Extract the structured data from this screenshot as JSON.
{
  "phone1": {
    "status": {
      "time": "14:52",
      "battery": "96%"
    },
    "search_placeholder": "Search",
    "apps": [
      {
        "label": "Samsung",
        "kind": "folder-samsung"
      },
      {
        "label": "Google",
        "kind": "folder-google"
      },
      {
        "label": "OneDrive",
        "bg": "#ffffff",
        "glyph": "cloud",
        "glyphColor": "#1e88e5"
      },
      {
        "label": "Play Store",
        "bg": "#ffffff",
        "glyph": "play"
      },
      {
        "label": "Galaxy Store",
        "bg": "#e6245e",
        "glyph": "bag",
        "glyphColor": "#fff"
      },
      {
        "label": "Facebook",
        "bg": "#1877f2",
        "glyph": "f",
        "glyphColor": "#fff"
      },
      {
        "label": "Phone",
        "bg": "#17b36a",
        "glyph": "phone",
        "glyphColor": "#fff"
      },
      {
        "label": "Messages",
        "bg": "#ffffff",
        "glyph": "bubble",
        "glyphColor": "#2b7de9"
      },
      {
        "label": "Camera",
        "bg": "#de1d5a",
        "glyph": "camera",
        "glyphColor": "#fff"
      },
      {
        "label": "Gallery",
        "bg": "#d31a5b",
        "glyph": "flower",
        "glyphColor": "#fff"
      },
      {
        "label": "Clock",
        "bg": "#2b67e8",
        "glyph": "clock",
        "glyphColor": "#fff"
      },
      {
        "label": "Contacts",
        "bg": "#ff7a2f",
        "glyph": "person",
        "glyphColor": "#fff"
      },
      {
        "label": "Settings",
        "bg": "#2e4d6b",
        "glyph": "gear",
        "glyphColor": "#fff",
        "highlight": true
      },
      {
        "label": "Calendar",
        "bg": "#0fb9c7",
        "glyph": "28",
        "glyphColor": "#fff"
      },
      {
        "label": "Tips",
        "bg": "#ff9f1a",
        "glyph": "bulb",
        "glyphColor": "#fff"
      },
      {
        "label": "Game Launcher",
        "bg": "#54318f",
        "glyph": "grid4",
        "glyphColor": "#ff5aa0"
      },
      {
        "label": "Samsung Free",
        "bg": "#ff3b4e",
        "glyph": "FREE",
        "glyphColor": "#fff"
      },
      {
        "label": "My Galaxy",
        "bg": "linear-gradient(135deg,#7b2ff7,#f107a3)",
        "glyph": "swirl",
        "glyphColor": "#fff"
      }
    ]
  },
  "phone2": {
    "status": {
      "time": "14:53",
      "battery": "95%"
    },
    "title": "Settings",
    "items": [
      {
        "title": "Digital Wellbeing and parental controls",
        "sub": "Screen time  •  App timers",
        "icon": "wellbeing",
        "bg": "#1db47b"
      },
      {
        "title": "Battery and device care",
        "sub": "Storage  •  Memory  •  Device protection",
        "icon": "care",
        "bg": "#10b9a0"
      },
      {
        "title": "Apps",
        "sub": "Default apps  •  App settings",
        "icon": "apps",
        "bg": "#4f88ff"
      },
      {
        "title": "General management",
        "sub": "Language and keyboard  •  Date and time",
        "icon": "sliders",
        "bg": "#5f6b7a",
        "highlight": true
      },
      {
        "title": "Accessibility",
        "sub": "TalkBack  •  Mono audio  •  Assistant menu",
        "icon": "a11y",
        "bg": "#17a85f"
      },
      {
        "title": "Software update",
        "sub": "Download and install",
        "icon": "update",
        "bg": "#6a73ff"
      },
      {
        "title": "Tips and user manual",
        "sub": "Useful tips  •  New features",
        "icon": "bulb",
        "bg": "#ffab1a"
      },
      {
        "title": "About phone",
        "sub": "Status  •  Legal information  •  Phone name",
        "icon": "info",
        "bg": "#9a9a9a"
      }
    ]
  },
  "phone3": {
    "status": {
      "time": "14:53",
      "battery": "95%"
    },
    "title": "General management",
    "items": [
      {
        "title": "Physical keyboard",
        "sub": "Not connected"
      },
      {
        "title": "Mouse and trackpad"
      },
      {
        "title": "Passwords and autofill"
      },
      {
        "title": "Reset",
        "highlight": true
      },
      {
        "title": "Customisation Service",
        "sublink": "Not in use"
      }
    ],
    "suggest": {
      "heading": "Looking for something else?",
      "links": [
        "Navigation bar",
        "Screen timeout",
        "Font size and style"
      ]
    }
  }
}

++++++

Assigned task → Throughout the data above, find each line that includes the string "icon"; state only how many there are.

Answer below → 8